A. Ah yes, Socially Prepared. I came across the Train Etiquette meme on Imgur a few months back, and that sparked my interest in doing a situational comedy series. Contrary to the name, Socially Prepared highlights all the inappropriate things we tend to do even though we know we shouldn’t. Some are purely comical, while others are intended to make a social commentary on social issues, whether it is about domestic violence or LGBT equality. At first, I only wrote enough material for about five comics, but after showing it around to a few people, I got a few additional ideas and was able to release more. The series is now on hiatus since I am currently searching for a long term writer for it.
Q. Your awesome characters and style have been pretty consistent since you started in 2013. Did you formulate your style long ago in college OR did you slave away creating a style prior to publishing on the web?
A. I was drawn to the cartoon series Adventure Time during my senior year in high school. I really liked the noodle arm style, so I started incorporating it into my doodles.
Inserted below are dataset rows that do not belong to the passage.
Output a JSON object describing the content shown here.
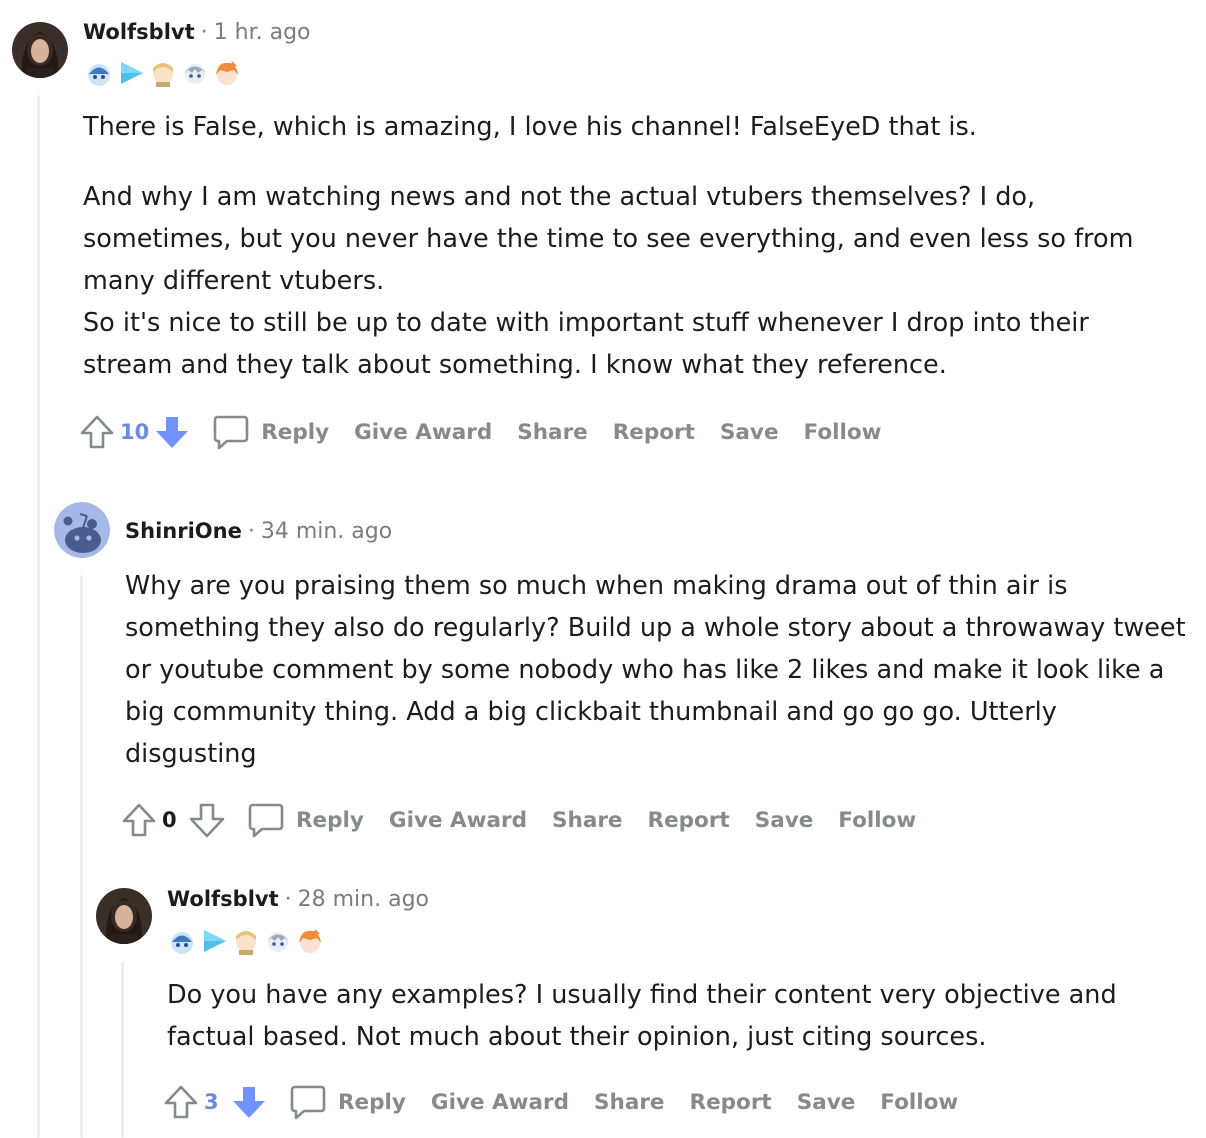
{
  "comments": [
    {
      "author": "Wolfsblvt",
      "separator": "·",
      "time": "1 hr. ago",
      "paragraphs": [
        "There is False, which is amazing, I love his channel! FalseEyeD that is.",
        "And why I am watching news and not the actual vtubers themselves? I do, sometimes, but you never have the time to see everything, and even less so from many different vtubers.",
        "So it's nice to still be up to date with important stuff whenever I drop into their stream and they talk about something. I know what they reference."
      ],
      "score": "10",
      "vote_state": "down",
      "actions": {
        "reply": "Reply",
        "award": "Give Award",
        "share": "Share",
        "report": "Report",
        "save": "Save",
        "follow": "Follow"
      }
    },
    {
      "author": "ShinriOne",
      "separator": "·",
      "time": "34 min. ago",
      "paragraphs": [
        "Why are you praising them so much when making drama out of thin air is something they also do regularly? Build up a whole story about a throwaway tweet or youtube comment by some nobody who has like 2 likes and make it look like a big community thing. Add a big clickbait thumbnail and go go go. Utterly disgusting"
      ],
      "score": "0",
      "vote_state": "none",
      "actions": {
        "reply": "Reply",
        "award": "Give Award",
        "share": "Share",
        "report": "Report",
        "save": "Save",
        "follow": "Follow"
      }
    },
    {
      "author": "Wolfsblvt",
      "separator": "·",
      "time": "28 min. ago",
      "paragraphs": [
        "Do you have any examples? I usually find their content very objective and factual based. Not much about their opinion, just citing sources."
      ],
      "score": "3",
      "vote_state": "down",
      "actions": {
        "reply": "Reply",
        "award": "Give Award",
        "share": "Share",
        "report": "Report",
        "save": "Save",
        "follow": "Follow"
      }
    }
  ],
  "flair_icons": [
    "gura-flair-icon",
    "play-flair-icon",
    "amelia-flair-icon",
    "kanata-flair-icon",
    "kiara-flair-icon"
  ],
  "colors": {
    "upvote_score": "#6a8ce0",
    "downvote_active": "#7193ff",
    "muted_action": "#878a8c",
    "thread_line": "#edeff1",
    "default_avatar_bg": "#a5b8e8"
  }
}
It was a rather weird transition for me since I always hated certain cartoon styles and favored realism all throughout high school. I did make some changes to the style, making the characters a bit more realistic.
Q. Stylus/Wacom vs. pencil/paper? Which is your media preference for creating your webcomics?
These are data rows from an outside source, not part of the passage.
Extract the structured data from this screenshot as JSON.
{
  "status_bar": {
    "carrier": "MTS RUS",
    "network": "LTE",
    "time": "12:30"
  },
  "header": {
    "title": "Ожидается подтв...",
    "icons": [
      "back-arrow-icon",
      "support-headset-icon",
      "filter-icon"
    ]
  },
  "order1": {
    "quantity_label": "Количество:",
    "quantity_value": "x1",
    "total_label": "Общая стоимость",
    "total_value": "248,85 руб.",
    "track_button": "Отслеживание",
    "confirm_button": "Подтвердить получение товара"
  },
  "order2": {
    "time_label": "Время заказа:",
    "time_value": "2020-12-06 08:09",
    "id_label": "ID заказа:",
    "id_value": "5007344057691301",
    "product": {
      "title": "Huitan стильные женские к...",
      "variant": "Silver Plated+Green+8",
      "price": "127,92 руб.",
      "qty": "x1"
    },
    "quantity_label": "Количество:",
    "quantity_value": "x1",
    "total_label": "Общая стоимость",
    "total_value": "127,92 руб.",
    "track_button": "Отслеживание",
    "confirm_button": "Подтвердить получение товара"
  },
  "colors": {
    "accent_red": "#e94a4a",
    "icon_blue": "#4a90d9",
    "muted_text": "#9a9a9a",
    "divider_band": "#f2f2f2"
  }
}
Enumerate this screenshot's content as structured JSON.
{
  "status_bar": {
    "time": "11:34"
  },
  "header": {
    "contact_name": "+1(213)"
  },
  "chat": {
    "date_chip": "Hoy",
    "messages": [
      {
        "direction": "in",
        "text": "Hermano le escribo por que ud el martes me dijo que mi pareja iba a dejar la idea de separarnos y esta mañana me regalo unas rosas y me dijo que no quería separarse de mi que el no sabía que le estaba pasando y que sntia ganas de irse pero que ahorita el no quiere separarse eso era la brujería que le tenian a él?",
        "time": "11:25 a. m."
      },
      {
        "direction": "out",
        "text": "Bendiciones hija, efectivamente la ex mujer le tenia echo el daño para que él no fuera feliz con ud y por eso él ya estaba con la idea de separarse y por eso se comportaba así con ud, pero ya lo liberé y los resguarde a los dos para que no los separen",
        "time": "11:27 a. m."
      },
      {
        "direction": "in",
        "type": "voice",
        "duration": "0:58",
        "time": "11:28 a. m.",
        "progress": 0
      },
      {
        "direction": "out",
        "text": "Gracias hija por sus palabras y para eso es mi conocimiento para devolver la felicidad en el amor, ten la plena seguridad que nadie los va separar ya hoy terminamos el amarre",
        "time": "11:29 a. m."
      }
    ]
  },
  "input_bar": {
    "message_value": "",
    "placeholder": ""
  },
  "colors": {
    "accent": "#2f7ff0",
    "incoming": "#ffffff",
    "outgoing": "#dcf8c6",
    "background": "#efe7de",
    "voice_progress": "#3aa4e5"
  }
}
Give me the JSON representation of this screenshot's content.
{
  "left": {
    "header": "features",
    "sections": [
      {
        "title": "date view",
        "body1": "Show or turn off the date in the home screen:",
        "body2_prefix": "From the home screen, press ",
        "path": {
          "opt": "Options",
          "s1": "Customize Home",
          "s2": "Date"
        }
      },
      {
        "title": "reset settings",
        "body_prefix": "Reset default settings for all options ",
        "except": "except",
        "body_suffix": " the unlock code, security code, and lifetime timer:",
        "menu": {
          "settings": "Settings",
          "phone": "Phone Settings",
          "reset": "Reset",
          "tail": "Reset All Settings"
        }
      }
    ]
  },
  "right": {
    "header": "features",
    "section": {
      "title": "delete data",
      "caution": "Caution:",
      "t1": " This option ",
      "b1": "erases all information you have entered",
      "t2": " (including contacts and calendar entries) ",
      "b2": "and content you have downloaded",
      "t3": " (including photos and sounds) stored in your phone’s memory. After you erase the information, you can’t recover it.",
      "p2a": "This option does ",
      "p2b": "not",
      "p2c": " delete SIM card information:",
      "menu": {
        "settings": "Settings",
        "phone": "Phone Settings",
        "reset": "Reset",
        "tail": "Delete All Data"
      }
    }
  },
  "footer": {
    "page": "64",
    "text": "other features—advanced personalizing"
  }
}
A. Why not both? If I could only choose one medium, I would probably have to say a digital tablet just because I am fascinated by the crisp and clean line work digital tools produce that even the most expensive scanner cannot translate. However, most of my comics started out as small pencil sketch, so in some ways I think pencil/paper is as important as a digital tablet. I think my mind is unconsciously telling me I like to get callouses on my fingers when I draw too much with a pencil. All jokes aside, I like to find a balance between traditional and digital even though traditional is not always present in my comics.
Q. What are some comics that best sum up what According to Devin is about?
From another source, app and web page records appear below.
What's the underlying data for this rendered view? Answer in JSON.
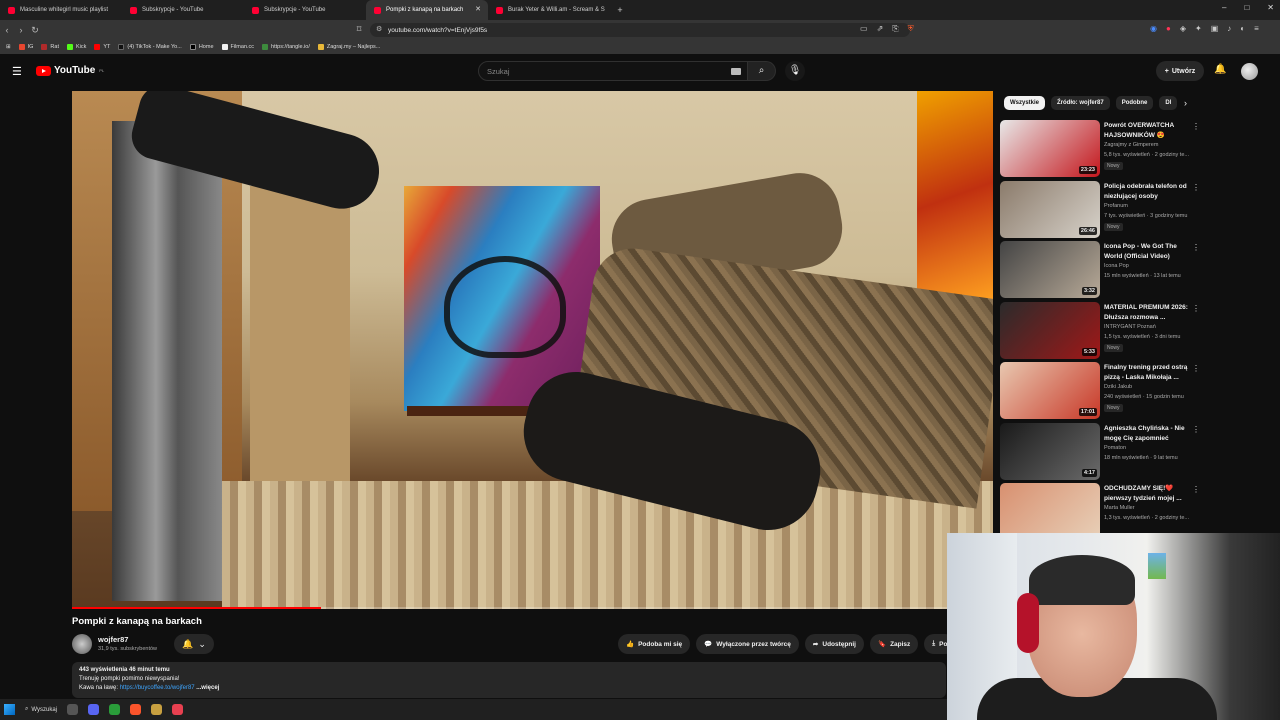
{
  "browser": {
    "tabs": [
      {
        "label": "Masculine whitegirl music playlist",
        "active": false
      },
      {
        "label": "Subskrypcje - YouTube",
        "active": false
      },
      {
        "label": "Subskrypcje - YouTube",
        "active": false
      },
      {
        "label": "Pompki z kanapą na barkach",
        "active": true
      },
      {
        "label": "Burak Yeter & Willi.am - Scream & S",
        "active": false
      }
    ],
    "new_tab": "+",
    "window_controls": [
      "–",
      "□",
      "✕"
    ],
    "url": "youtube.com/watch?v=tEnjVjs9f5s",
    "bookmarks": [
      "IG",
      "Rat",
      "Kick",
      "YT",
      "(4) TikTok - Make Yo...",
      "Home",
      "Filman.cc",
      "https://tangle.io/",
      "Zagraj.my – Najleps..."
    ]
  },
  "yt_header": {
    "logo_text": "YouTube",
    "region": "PL",
    "search_placeholder": "Szukaj",
    "create_label": "Utwórz"
  },
  "video": {
    "title": "Pompki z kanapą na barkach",
    "progress": 0.27,
    "channel_name": "wojfer87",
    "channel_subs": "31,9 tys. subskrybentów",
    "actions": [
      "Podoba mi się",
      "Wyłączone przez twórcę",
      "Udostępnij",
      "Zapisz",
      "Po"
    ],
    "description": {
      "meta": "443 wyświetlenia  46 minut temu",
      "line1": "Trenuję pompki pomimo niewyspania!",
      "line2_prefix": "Kawa na ławę: ",
      "link": "https://buycoffee.to/wojfer87",
      "more": " ...więcej"
    }
  },
  "sidebar": {
    "chips": [
      "Wszystkie",
      "Źródło: wojfer87",
      "Podobne",
      "Dl"
    ],
    "recommendations": [
      {
        "title": "Powrót OVERWATCHA HAJSOWNIKÓW 😍",
        "channel": "Zagrajmy z Gimperem",
        "meta": "5,8 tys. wyświetleń · 2 godziny te...",
        "badge": "Nowy",
        "duration": "23:23",
        "color_a": "#e8e8e8",
        "color_b": "#c4161c"
      },
      {
        "title": "Policja odebrała telefon od niezłującej osoby",
        "channel": "Profanum",
        "meta": "7 tys. wyświetleń · 3 godziny temu",
        "badge": "Nowy",
        "duration": "26:46",
        "color_a": "#8b7b6b",
        "color_b": "#d7d2ca"
      },
      {
        "title": "Icona Pop - We Got The World (Official Video)",
        "channel": "Icona Pop",
        "meta": "15 mln wyświetleń · 13 lat temu",
        "badge": "",
        "duration": "3:32",
        "color_a": "#444",
        "color_b": "#b8aa98"
      },
      {
        "title": "MATERIAL PREMIUM 2026: Dłuższa rozmowa ...",
        "channel": "INTRYGANT Poznań",
        "meta": "1,5 tys. wyświetleń · 3 dni temu",
        "badge": "Nowy",
        "duration": "5:33",
        "color_a": "#2b2b2b",
        "color_b": "#a01818"
      },
      {
        "title": "Finalny trening przed ostrą pizzą - Laska Mikołaja ...",
        "channel": "Dziki Jakub",
        "meta": "240 wyświetleń · 15 godzin temu",
        "badge": "Nowy",
        "duration": "17:01",
        "color_a": "#e8c8b0",
        "color_b": "#c83828"
      },
      {
        "title": "Agnieszka Chylińska - Nie mogę Cię zapomnieć",
        "channel": "Pomaton",
        "meta": "18 mln wyświetleń · 9 lat temu",
        "badge": "",
        "duration": "4:17",
        "color_a": "#1a1a1a",
        "color_b": "#6a6a6a"
      },
      {
        "title": "ODCHUDZAMY SIĘ!❤️ pierwszy tydzień mojej ...",
        "channel": "Marta Muller",
        "meta": "1,3 tys. wyświetleń · 2 godziny te...",
        "badge": "",
        "duration": "",
        "color_a": "#d89070",
        "color_b": "#e8d0b8"
      }
    ]
  },
  "taskbar": {
    "search_label": "Wyszukaj"
  },
  "colors": {
    "accent": "#ff0000",
    "link": "#3ea6ff",
    "background": "#0f0f0f"
  }
}
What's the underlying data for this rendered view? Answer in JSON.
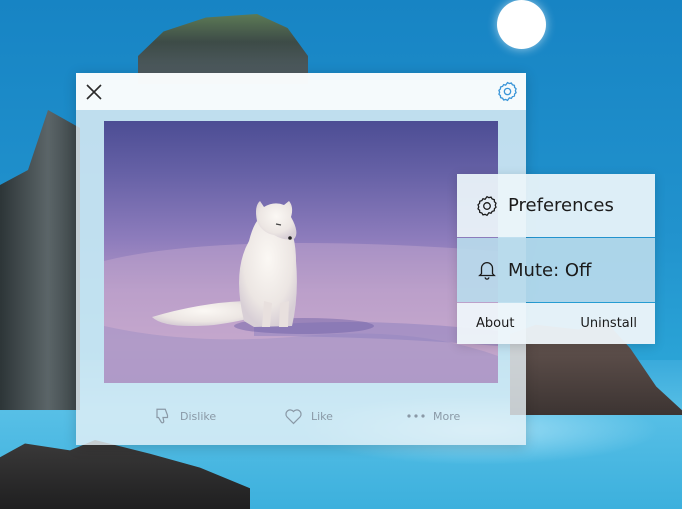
{
  "background": {
    "moon_color": "#ffffff",
    "sea_color": "#3aaadb"
  },
  "photo_window": {
    "close_icon": "close-icon",
    "settings_icon": "gear-icon",
    "image_subject": "arctic-fox-on-snow",
    "actions": {
      "dislike_label": "Dislike",
      "like_label": "Like",
      "more_label": "More"
    }
  },
  "context_menu": {
    "preferences_label": "Preferences",
    "mute_label": "Mute: Off",
    "about_label": "About",
    "uninstall_label": "Uninstall",
    "highlight_color": "#b8daec"
  }
}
Q. What differences have you found between publishing on Tapastic, Tumblr, and Facebook?
A. They all have their own pros and cons. However, I do have to say that I rarely update on Tumblr and Facebook because I get super lazy uploading my work onto multiple platforms. Tumblr and Facebook are great, but I feel like their fanbases are not really for me. They operate towards a viral stream so a lot of times the people who follow me do not necessarily like my work as a whole but rather a specific work they saw from a friend or from another viral website. Tapastic has been the best for me by far. I like its clean website design and simple user interface, not to mention its awesome community and helpful staff.
Q. You play in a wide-range of art modalities, including illustration, design, painting, video, and more. What direction will you be focusing on as you finish your degree at UCLA?
A. I’m really not sure which direction I’ll be focusing on once I am with my degree. Right now I’m just trying to experiment with all the art approaches that are available to me. However, if life was perfect, I would like to go into animation. Possibly get an internship with Pixar and a full-time job opportunity at one of the Disney Studios.
Q. What has been the best piece of design or artistic advice that you have received while in school? Similarly, what is the best lesson you have learned on your own?
A. The best piece of artistic advice/lesson I have learned while in school is probably to give every art approach/practice a chance (yes, even contemporary art). It might not be something you’re interested in doing, but give it a try anyway because then you can use it a comparative reference to reflect whatever art you’re doing.
Q. What are some upcoming goals or plans you have for According to Devin?
A. While According to Devin will continue to run regularly, I don’t have any specific plans for it. I am happy with where it is at and have no intentions to expand its readership or material. That might change in the future, but for right now, the series will continue being what it is. Hopefully it will be something I can continue doing, even after I graduate from UCLA.